In previous blogposts on the “rom-0” bug in 2014 and earlier this year, I first explained its nature and gave instructions on its patching.
Then I began publishing the results of counting the routers vulnerable to the “rom-0” bug and encouraging the community of network administrators and security professionals in eliminating the cause or at least neutralizing the impact of this bug. The testing website http://rom-0.cz was created, several presentations at professional conferences took place and the issue managed to attract the attention of the media that spread awareness of the “rom-0” bug among the general public. Media coverage of the security risk has proved to be a very effective and meaningful assistance, which put the Czech Republic ahead of the rest of the world in disposing of this threat, as is also shown by the graphs of the number of vulnerable devices.

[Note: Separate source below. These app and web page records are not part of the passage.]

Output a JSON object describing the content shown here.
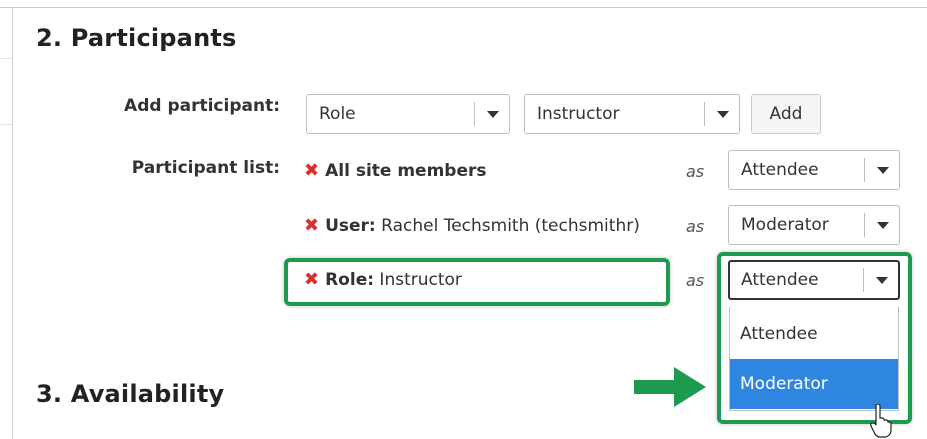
{
  "sections": {
    "participants_title": "2. Participants",
    "availability_title": "3. Availability"
  },
  "add_participant": {
    "label": "Add participant:",
    "type_select": "Role",
    "value_select": "Instructor",
    "add_button": "Add"
  },
  "participant_list": {
    "label": "Participant list:",
    "as_label": "as",
    "rows": [
      {
        "prefix": "All site members",
        "name": "",
        "role": "Attendee"
      },
      {
        "prefix": "User:",
        "name": " Rachel Techsmith (techsmithr)",
        "role": "Moderator"
      },
      {
        "prefix": "Role:",
        "name": " Instructor",
        "role": "Attendee"
      }
    ]
  },
  "role_dropdown": {
    "options": [
      "Attendee",
      "Moderator"
    ],
    "highlighted": "Moderator"
  },
  "colors": {
    "remove_icon": "#d9302c",
    "highlight_border": "#1e9a4e",
    "selected_option": "#2e86e0"
  }
}
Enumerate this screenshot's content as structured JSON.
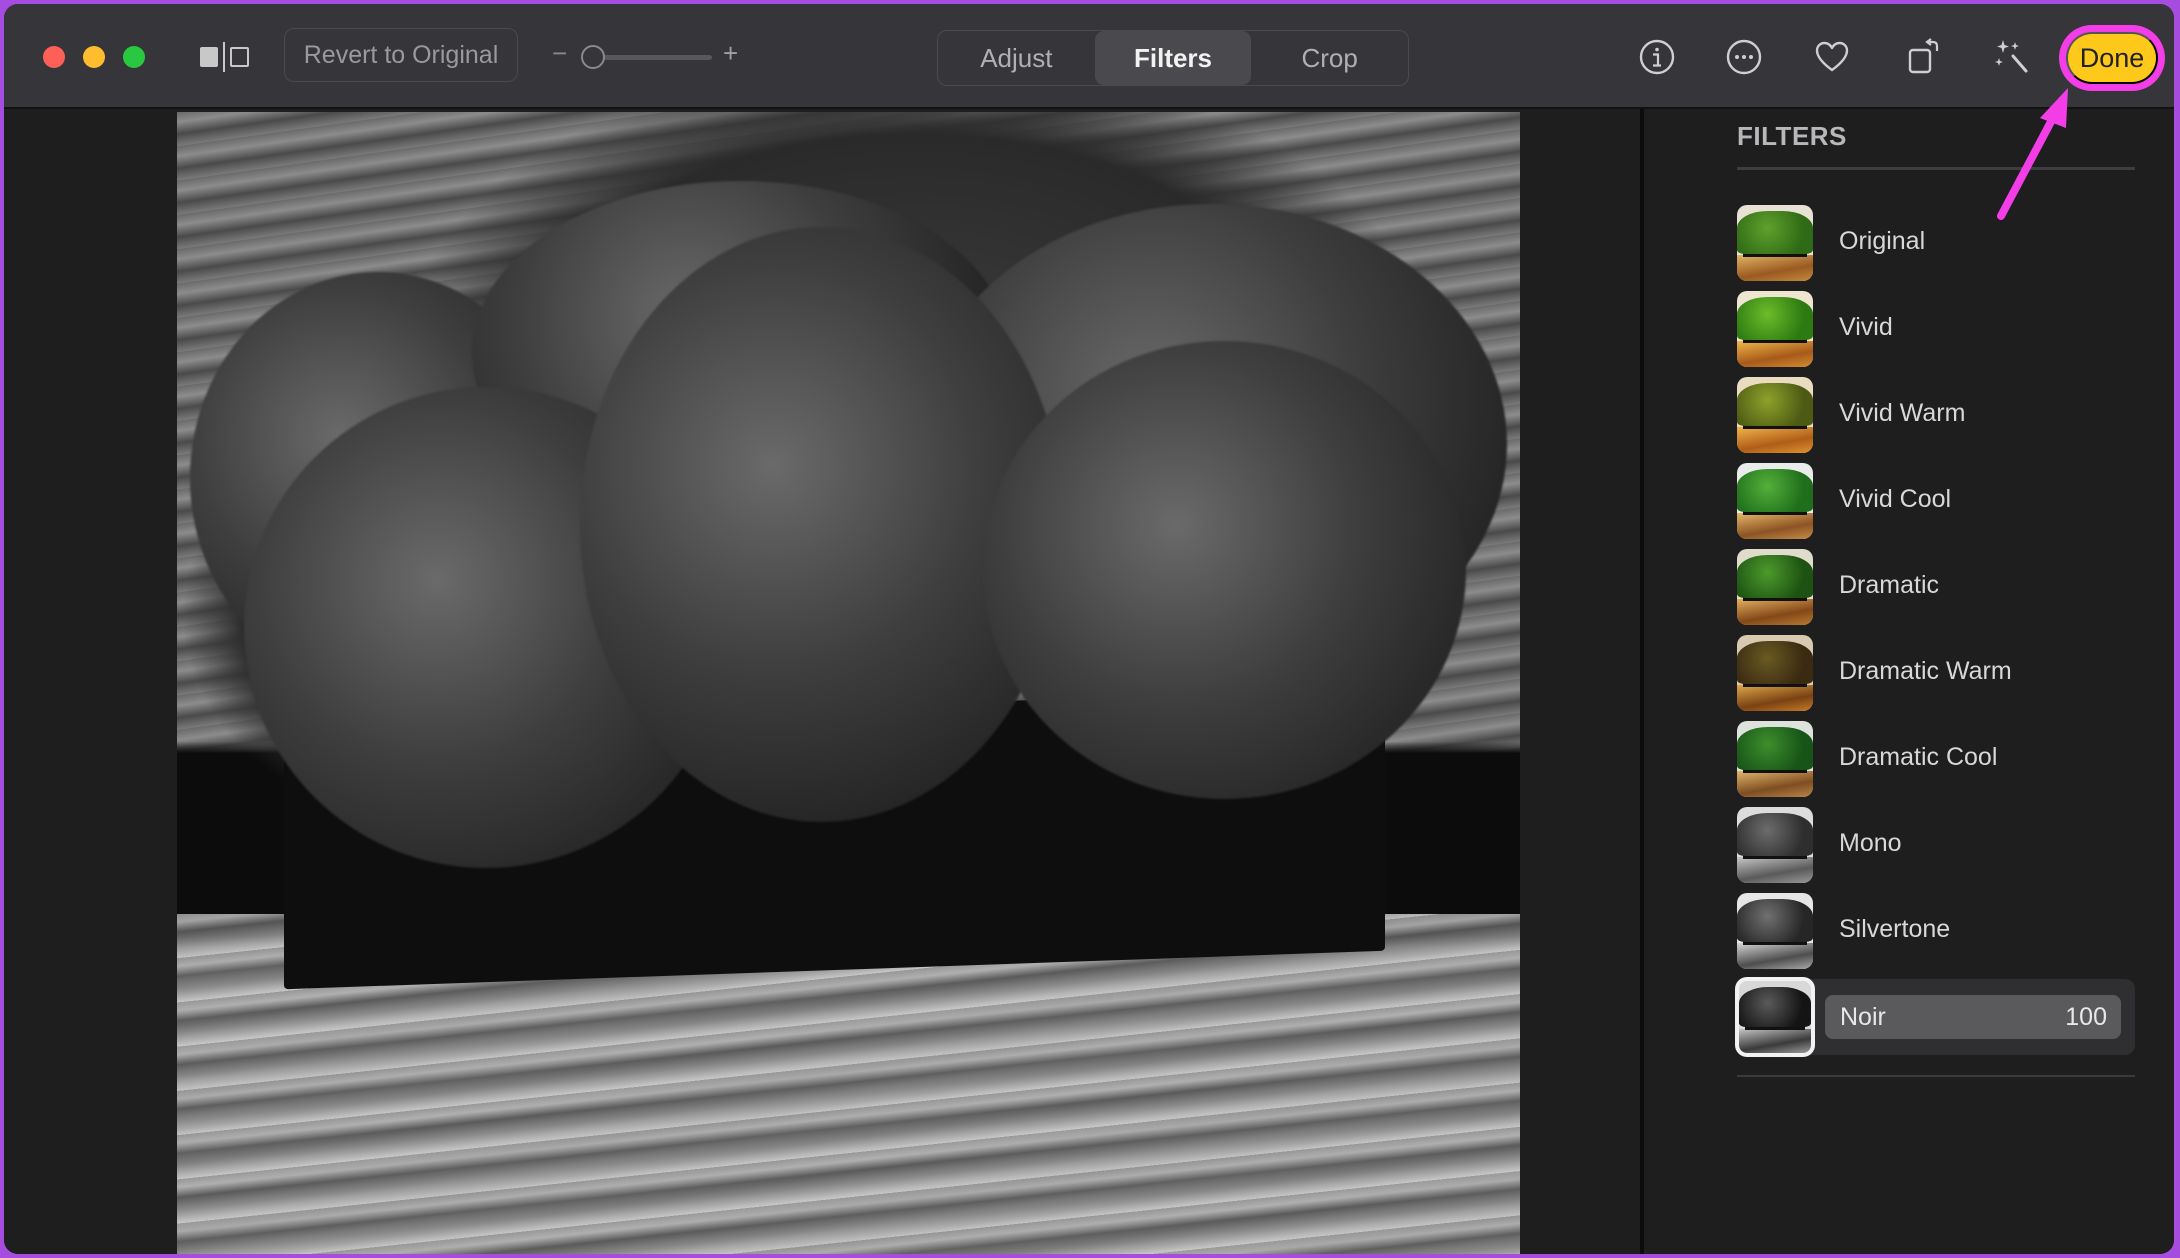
{
  "toolbar": {
    "revert_label": "Revert to Original",
    "zoom_minus": "−",
    "zoom_plus": "+",
    "zoom_level_fraction": 0.0,
    "segments": [
      {
        "label": "Adjust",
        "active": false
      },
      {
        "label": "Filters",
        "active": true
      },
      {
        "label": "Crop",
        "active": false
      }
    ],
    "icons": [
      "info-icon",
      "more-options-icon",
      "favorite-heart-icon",
      "rotate-icon",
      "auto-enhance-wand-icon"
    ],
    "done_label": "Done"
  },
  "panel": {
    "title": "FILTERS",
    "filters": [
      {
        "label": "Original",
        "palette": "color"
      },
      {
        "label": "Vivid",
        "palette": "vivid"
      },
      {
        "label": "Vivid Warm",
        "palette": "warm"
      },
      {
        "label": "Vivid Cool",
        "palette": "cool"
      },
      {
        "label": "Dramatic",
        "palette": "dramatic"
      },
      {
        "label": "Dramatic Warm",
        "palette": "dramatic-warm"
      },
      {
        "label": "Dramatic Cool",
        "palette": "dramatic-cool"
      },
      {
        "label": "Mono",
        "palette": "mono"
      },
      {
        "label": "Silvertone",
        "palette": "silver"
      },
      {
        "label": "Noir",
        "palette": "noir",
        "selected": true,
        "intensity": "100"
      }
    ]
  },
  "annotation": {
    "highlight_color": "#f33ee8",
    "target": "Done button"
  },
  "colors": {
    "done_bg": "#fec91b",
    "toolbar_bg": "#36363a",
    "panel_bg": "#1e1e1e"
  }
}
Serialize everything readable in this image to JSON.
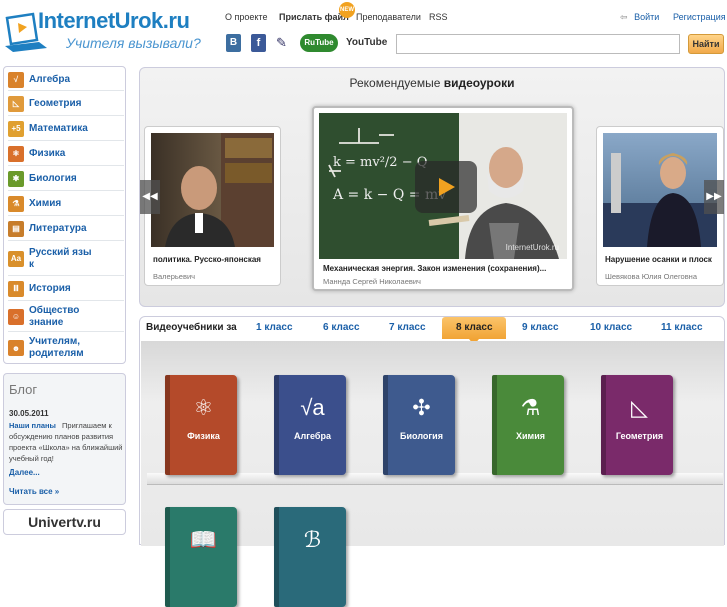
{
  "header": {
    "logo_title": "InternetUrok.ru",
    "logo_subtitle": "Учителя вызывали?",
    "nav": [
      "О проекте",
      "Прислать файл",
      "Преподаватели",
      "RSS"
    ],
    "new_badge": "NEW",
    "login": "Войти",
    "register": "Регистрация",
    "search_placeholder": "",
    "search_button": "Найти",
    "social": [
      "В",
      "f",
      "✎",
      "RuTube",
      "YouTube"
    ]
  },
  "sidebar": {
    "items": [
      {
        "label": "Алгебра",
        "icon": "sqrt-icon",
        "color": "#d9822b"
      },
      {
        "label": "Геометрия",
        "icon": "triangle-icon",
        "color": "#e09a3b"
      },
      {
        "label": "Математика",
        "icon": "plus-five-icon",
        "color": "#e0a030"
      },
      {
        "label": "Физика",
        "icon": "atom-icon",
        "color": "#d9702b"
      },
      {
        "label": "Биология",
        "icon": "bug-icon",
        "color": "#6a9a2b"
      },
      {
        "label": "Химия",
        "icon": "flask-icon",
        "color": "#d98a2b"
      },
      {
        "label": "Литература",
        "icon": "book-icon",
        "color": "#c77d2b"
      },
      {
        "label": "Русский язы к",
        "icon": "letters-icon",
        "color": "#d9902b"
      },
      {
        "label": "История",
        "icon": "columns-icon",
        "color": "#d98a2b"
      },
      {
        "label": "Общество знание",
        "icon": "people-icon",
        "color": "#d9702b"
      },
      {
        "label": "Учителям, родителям",
        "icon": "teacher-icon",
        "color": "#d9822b"
      }
    ]
  },
  "blog": {
    "title": "Блог",
    "date": "30.05.2011",
    "headline": "Наши планы",
    "text": "Приглашаем к обсуждению планов развития проекта «Школа» на ближайший учебный год!",
    "more": "Далее...",
    "read_all": "Читать все »"
  },
  "univer": "Univertv.ru",
  "featured": {
    "title_prefix": "Рекомендуемые ",
    "title_bold": "видеоуроки",
    "prev": "◀◀",
    "next": "▶▶",
    "cards": [
      {
        "title": "политика. Русско-японская",
        "author": "Валерьевич"
      },
      {
        "title": "Механическая энергия. Закон изменения (сохранения)...",
        "author": "Маннда Сергей Николаевич",
        "watermark": "InternetUrok.ru"
      },
      {
        "title": "Нарушение осанки и плоск",
        "author": "Шевякова Юлия Олеговна"
      }
    ],
    "board_text": [
      "k = mv²/2 − Q",
      "A = k − Q = mv"
    ]
  },
  "grades": {
    "label": "Видеоучебники за",
    "tabs": [
      "1 класс",
      "6 класс",
      "7 класс",
      "8 класс",
      "9 класс",
      "10 класс",
      "11 класс"
    ],
    "active_index": 3
  },
  "books": [
    {
      "label": "Физика",
      "color": "#b44a2a",
      "icon": "atom-icon",
      "glyph": "⚛"
    },
    {
      "label": "Алгебра",
      "color": "#3b4f8c",
      "icon": "sqrt-icon",
      "glyph": "√a"
    },
    {
      "label": "Биология",
      "color": "#3e5a8e",
      "icon": "dna-icon",
      "glyph": "✣"
    },
    {
      "label": "Химия",
      "color": "#4a8a3a",
      "icon": "flask-icon",
      "glyph": "⚗"
    },
    {
      "label": "Геометрия",
      "color": "#7a2a6a",
      "icon": "triangle-icon",
      "glyph": "◺"
    },
    {
      "label": "",
      "color": "#2a7a6a",
      "icon": "book-icon",
      "glyph": "📖"
    },
    {
      "label": "",
      "color": "#2a6a7a",
      "icon": "letters-icon",
      "glyph": "ℬ"
    }
  ]
}
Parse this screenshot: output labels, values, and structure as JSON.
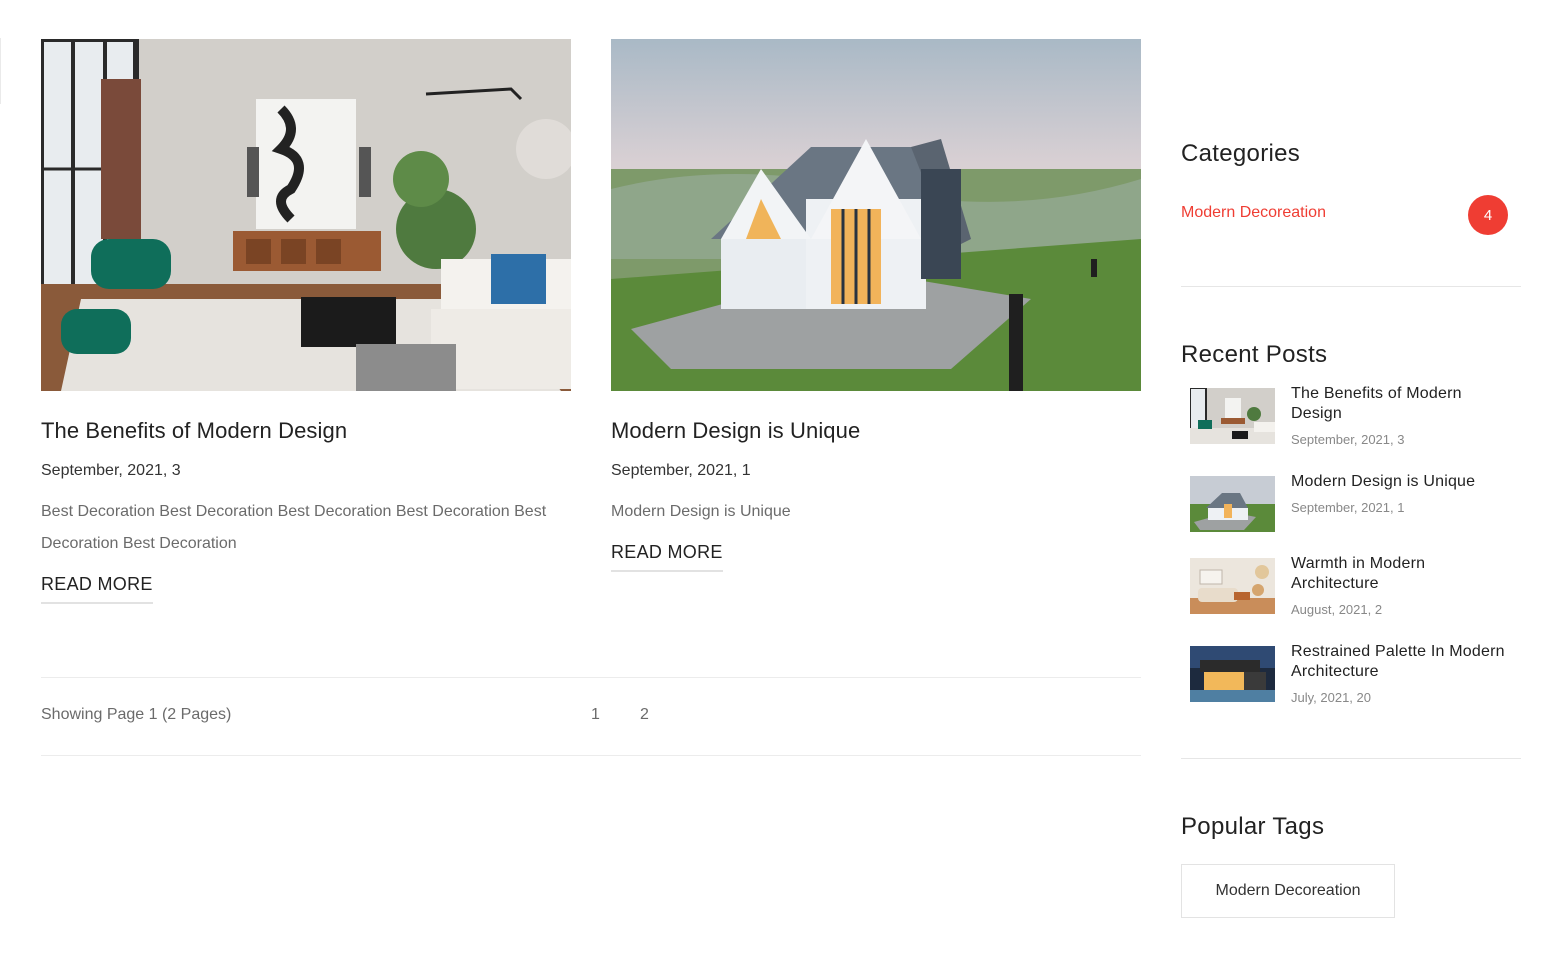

The heterogeneous environment of the Czech Republic, where there is a large number of competing ISPs, is relying on “computer literacy” and individual responsibility of users and home network administrators. Unlike other countries with monopoly providers, our environment does not allow deploying a centralized solution, such as total prohibition of access to ports running the routers’ administration interfaces. In terms of the reduction percentage, the Czech Republic has, despite its initial leadership, lost to the rest of the world over the last year. In any case, it is good news that a large part of networks, administrators and operators has found its way to eliminate a total of hundreds of thousands of vulnerable boxes. The following graph shows the number of vulnerable devices in individual countries, according to the last counting in July 2015.
Since the initial contact with the “rom-0” bug and our first counting in May 2014 until the last one in July 2015, the number of vulnerable boxes in the Czech Republic decreased from 5,368 in May 2014 to the current 1,561 (July 2015) — a decline by almost 71%. Globally, the decrease was from 1,225,514 (in May 2014) to the current 330,397, which is 73%. The following graph shows that most countries show a significant decline since the first counting. However, there are also isolated regions where the number of vulnerable devices has grown. Fortunately the numbers are not big and occurrence of new vulnerable boxes can be attributed to stock sellouts of routers with old firmware and some degree of carelessness and ignorance.
Despite the intensive awareness campaign among professionals and the general public, the problem with the boxes vulnerable to the “rom-0” bug has not disappeared completely even in the Czech Republic. We can only hope that router manufacturers and network operators learn their lesson, which will not only significantly reduce the probability of a similarly dangerous and easily exploitable bug in the future, but also bring about mechanisms to solve such situations. The CZ.NIC project Turris, which introduced routine automatic updates, became a pioneer in this field. The updates not only distribute security patches, but can also add new features and radically improve performance throughout the life cycle of home routers.